The other day Dot provided me a helpful lesson. She’s no longer a kitten, but that doesn’t mean I can leave my tools where I drop them. Even if I’m in the middle of working on a project or swatch and need only a moment.
Earlier this week, I dropped a ball of yarn into the carry-all tote bag I keep nearby at almost all times. Sitting to type up some notes, my belief was that I’d return to swatching the yarn in a few minutes.
While I worked at the keyboard, Dot came into the studio, jumped onto my desk, and began demanding attention (and more treats). That morning she’d nudged my hand while I was shaking treats out and had a pile — an entire day’s worth — by 9am. So while giving her some chin scritches, I asked her to wait two minutes while I finished typing and then we’d play.
To my surprise, she hopped down and I didn’t think more about it. I was delighted that a cat might actually listen to me! It sounded as if she’d found something to do, there are toys strewn everywhere so I kept typing. Only as she started to move to the door did I realize what she was playing with.
The yarn I’d dropped into the tote. Without any project bag to keep it safe. I laughed as I wound it up and then went in search of her for some play and attention.
Later that afternoon she stole another ball of yarn out of a project bag I had open right next to me while crocheting a sample. Cheeky cat!
She can be well behaved.
But it seems to mostly be when she’s asleep.
3 Rules for Crocheting with Cats
These rules apply to cats and kittens. Kittens tend to be faster. Cats tend to be sneakier. You can also peruse my tip for knitting with kittens.
1. Put your tools away.
Keep stitch markers, darning needles, and scissors in secure locations.
2. Be mindful of where your current materials are.

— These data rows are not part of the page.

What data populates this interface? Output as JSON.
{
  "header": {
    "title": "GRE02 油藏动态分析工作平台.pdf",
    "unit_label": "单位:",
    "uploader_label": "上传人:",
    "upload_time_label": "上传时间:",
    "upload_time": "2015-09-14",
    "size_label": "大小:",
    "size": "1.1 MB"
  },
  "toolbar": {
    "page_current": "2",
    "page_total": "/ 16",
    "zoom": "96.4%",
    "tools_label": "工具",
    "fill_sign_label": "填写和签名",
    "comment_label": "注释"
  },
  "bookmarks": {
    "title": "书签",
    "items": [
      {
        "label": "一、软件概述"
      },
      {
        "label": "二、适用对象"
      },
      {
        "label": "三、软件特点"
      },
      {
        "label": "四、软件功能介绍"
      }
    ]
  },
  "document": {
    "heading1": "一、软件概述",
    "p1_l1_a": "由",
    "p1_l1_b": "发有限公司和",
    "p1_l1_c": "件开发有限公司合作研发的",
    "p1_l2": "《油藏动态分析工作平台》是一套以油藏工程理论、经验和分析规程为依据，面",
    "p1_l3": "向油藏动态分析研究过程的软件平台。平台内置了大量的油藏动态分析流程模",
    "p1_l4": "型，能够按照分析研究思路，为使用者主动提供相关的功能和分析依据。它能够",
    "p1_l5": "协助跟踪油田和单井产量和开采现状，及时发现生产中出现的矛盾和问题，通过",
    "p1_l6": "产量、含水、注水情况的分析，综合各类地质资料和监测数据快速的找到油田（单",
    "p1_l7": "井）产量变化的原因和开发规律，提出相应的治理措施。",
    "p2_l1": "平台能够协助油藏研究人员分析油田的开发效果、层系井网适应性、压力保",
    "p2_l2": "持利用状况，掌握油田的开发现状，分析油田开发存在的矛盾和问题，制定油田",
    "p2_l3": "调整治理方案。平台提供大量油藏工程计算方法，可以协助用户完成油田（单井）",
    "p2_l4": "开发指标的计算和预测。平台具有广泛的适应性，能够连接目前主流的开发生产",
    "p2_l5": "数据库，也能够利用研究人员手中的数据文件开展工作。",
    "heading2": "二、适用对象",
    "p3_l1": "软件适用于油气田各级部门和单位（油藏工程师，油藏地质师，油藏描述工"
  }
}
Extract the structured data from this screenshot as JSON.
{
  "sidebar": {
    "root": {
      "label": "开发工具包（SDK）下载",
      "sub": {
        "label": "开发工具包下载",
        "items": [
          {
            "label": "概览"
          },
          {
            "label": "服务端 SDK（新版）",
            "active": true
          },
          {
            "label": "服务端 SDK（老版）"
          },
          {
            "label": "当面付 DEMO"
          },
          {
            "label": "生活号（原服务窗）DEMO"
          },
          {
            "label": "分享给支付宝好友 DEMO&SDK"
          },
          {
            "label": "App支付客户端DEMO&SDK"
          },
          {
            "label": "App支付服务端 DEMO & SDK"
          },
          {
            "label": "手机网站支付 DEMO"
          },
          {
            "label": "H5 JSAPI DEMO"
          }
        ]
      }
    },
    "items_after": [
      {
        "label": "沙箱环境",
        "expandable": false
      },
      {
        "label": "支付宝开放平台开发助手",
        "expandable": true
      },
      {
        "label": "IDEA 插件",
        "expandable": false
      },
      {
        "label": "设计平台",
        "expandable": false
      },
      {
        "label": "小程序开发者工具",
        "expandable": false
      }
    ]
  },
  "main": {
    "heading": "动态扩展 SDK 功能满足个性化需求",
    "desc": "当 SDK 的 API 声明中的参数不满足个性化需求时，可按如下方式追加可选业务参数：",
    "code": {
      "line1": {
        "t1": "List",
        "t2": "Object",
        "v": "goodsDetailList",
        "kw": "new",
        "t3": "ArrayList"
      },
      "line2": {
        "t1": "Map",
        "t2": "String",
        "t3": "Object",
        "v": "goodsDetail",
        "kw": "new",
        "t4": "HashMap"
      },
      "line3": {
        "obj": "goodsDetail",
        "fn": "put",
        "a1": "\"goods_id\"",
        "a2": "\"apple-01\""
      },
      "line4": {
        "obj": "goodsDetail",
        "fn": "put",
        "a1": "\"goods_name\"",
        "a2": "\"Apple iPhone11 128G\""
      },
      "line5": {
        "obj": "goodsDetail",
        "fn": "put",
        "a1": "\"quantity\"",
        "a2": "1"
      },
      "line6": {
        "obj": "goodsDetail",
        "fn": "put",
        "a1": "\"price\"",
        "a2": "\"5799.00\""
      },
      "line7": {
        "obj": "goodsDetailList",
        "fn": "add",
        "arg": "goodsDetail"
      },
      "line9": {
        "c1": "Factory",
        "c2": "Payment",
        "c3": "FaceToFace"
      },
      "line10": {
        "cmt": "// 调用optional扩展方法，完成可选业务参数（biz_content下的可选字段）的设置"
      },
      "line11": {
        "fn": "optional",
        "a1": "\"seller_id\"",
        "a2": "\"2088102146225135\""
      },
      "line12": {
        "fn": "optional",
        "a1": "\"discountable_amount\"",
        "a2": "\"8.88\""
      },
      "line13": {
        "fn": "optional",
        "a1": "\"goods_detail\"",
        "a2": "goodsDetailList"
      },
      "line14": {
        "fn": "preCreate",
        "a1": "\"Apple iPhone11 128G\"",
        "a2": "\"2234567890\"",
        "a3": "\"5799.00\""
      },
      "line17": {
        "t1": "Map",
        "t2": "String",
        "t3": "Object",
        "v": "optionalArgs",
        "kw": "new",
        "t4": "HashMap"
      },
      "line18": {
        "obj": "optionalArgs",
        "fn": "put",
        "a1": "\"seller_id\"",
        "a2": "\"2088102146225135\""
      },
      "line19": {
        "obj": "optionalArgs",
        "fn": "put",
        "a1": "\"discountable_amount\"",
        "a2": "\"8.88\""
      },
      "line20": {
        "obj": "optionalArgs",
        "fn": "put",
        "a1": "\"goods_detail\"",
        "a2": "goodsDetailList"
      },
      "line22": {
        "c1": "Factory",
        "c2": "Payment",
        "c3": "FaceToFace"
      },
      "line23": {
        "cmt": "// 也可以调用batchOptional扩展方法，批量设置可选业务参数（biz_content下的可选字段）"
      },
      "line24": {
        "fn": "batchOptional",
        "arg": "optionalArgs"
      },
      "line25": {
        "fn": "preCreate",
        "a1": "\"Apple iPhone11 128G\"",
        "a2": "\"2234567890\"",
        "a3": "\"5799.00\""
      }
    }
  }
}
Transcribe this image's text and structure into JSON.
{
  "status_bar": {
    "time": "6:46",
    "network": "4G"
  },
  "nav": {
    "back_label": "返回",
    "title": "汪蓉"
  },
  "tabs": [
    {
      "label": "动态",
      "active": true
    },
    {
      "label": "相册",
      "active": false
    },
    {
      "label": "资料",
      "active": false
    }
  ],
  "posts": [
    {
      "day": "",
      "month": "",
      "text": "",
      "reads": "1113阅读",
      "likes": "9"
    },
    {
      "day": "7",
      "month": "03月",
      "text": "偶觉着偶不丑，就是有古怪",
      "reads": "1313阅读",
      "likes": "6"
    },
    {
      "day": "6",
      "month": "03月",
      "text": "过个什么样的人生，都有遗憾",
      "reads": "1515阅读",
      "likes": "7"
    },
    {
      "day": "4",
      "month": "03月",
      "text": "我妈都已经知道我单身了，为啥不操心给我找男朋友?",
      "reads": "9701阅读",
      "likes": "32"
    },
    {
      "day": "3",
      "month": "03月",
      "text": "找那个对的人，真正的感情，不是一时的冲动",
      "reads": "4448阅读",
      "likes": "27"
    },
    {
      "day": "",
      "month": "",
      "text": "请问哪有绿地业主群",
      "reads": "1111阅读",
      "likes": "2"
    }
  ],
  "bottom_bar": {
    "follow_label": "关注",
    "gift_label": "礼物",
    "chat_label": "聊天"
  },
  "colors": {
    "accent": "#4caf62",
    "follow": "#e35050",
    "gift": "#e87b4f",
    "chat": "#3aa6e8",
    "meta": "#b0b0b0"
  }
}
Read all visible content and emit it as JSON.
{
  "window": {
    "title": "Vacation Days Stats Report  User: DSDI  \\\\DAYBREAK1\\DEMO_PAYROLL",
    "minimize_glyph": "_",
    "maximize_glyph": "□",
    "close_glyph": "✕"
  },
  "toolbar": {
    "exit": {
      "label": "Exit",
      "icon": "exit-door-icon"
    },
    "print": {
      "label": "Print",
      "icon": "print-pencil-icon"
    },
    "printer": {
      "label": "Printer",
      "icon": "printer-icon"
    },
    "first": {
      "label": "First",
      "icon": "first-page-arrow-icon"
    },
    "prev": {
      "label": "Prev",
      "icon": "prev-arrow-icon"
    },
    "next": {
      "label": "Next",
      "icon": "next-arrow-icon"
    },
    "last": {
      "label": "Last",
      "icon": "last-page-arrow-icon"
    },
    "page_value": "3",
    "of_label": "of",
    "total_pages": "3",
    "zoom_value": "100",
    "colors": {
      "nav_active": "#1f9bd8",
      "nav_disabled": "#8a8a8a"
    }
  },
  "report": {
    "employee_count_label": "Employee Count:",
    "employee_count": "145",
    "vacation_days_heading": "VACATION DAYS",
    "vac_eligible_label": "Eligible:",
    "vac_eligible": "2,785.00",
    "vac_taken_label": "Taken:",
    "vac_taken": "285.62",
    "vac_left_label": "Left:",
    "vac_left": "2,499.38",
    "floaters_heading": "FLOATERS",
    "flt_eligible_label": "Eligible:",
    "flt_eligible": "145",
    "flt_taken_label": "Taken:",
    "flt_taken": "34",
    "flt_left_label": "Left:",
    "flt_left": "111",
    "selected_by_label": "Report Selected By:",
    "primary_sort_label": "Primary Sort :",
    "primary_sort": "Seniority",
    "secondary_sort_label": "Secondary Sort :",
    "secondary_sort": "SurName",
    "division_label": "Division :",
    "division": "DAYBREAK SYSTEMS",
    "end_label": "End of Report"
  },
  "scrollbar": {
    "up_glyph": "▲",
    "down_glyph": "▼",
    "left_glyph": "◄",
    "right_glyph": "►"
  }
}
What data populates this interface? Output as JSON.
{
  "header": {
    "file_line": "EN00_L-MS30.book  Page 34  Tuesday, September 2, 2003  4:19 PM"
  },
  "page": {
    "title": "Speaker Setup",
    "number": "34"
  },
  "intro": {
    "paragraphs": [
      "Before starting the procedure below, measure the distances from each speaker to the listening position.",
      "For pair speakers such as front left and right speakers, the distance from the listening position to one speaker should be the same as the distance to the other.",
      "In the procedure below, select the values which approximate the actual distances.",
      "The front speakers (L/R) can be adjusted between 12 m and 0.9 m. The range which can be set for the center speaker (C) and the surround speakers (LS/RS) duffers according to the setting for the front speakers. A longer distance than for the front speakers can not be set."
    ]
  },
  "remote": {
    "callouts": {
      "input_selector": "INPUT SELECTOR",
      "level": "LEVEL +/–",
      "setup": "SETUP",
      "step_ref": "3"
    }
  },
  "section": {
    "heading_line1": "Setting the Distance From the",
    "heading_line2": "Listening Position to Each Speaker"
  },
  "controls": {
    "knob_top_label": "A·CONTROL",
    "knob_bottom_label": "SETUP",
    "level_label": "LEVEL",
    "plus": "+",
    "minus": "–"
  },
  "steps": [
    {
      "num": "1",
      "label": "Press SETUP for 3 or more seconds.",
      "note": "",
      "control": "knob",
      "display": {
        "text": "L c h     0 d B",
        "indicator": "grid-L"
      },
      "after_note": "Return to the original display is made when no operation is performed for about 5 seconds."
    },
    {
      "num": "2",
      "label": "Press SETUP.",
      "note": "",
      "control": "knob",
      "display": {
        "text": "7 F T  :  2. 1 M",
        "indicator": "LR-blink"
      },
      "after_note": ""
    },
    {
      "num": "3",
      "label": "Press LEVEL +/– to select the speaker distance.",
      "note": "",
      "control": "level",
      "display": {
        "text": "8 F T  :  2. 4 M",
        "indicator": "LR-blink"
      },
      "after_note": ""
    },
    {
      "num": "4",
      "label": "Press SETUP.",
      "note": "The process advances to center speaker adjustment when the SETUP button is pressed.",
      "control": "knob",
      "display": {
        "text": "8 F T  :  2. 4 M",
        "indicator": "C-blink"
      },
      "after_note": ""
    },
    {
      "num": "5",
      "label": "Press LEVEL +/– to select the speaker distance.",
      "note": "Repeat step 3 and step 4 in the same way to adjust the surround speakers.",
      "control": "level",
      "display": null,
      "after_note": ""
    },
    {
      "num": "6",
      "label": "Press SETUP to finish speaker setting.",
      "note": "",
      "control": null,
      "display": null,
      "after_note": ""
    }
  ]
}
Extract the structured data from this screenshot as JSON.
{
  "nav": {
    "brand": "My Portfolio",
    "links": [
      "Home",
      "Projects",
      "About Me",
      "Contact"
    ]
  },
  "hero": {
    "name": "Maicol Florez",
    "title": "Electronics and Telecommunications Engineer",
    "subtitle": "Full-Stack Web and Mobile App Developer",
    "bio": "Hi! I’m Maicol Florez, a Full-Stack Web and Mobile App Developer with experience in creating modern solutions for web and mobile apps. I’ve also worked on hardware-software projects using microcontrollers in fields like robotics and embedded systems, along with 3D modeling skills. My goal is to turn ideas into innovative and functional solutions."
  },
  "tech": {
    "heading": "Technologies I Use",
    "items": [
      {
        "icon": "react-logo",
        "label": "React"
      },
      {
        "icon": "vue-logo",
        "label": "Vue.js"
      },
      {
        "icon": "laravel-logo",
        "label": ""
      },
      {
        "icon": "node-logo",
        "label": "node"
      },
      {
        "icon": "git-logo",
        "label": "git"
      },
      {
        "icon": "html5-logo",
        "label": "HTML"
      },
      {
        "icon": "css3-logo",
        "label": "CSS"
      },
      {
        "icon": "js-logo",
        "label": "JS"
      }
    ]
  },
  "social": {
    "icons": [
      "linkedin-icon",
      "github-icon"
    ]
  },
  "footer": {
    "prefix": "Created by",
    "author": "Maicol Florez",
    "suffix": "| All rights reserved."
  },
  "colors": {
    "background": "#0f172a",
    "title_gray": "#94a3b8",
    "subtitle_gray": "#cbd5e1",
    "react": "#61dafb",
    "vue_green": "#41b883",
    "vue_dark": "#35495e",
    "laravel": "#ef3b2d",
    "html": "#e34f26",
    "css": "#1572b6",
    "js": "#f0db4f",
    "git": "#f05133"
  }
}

A wobbling ball or cake can be very tempting, as can an open project bag. Yarn tickling an ear can result in a strand of yarn being chewed.
3. Celebrate positive behavior.
If you are looking for a toy to crochet, I recommend my quick to work up toy, Tail End. It only needs about 10-12 yards of a worsted weight yarn.
Fear Free Happy Homes offers advice on helping your pets live happy, healthy, full lives. (I took their course for shelter workers & volunteers and found it very helpful and thus expect this portion of their programming to be useful too.)